Exercise prompt:
How many lines in the records below hold the word "adapter"? Answer with the number alone.

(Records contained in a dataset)
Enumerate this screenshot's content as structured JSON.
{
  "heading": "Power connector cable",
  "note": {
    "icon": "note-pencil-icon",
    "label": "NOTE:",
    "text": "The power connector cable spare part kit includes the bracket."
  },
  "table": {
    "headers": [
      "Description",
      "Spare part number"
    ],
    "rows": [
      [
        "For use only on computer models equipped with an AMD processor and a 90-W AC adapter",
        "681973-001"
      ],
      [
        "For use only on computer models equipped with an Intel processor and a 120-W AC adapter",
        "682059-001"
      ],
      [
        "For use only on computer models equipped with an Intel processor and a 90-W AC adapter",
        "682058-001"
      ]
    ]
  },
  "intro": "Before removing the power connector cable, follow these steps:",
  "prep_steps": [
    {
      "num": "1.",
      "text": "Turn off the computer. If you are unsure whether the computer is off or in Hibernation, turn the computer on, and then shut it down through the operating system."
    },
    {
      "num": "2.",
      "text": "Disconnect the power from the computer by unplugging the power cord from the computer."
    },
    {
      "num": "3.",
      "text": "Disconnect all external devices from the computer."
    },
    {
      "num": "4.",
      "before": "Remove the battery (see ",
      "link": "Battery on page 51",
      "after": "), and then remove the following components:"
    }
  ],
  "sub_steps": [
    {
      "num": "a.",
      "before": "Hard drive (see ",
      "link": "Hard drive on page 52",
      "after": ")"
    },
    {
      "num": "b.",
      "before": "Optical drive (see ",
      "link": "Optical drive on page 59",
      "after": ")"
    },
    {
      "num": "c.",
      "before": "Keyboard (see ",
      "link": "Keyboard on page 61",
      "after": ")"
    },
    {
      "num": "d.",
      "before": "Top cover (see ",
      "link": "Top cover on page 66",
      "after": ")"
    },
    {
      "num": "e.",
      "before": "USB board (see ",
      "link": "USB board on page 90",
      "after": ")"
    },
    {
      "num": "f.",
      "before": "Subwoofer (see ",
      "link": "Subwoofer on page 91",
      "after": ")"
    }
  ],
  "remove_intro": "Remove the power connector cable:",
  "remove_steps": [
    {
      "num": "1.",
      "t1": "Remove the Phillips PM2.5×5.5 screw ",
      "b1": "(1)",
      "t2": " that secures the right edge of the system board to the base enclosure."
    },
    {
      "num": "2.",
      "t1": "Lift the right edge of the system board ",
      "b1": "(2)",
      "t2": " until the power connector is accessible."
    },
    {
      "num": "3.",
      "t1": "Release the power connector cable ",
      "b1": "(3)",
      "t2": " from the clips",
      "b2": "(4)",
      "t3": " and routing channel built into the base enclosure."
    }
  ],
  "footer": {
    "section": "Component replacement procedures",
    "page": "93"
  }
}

Expected output:
3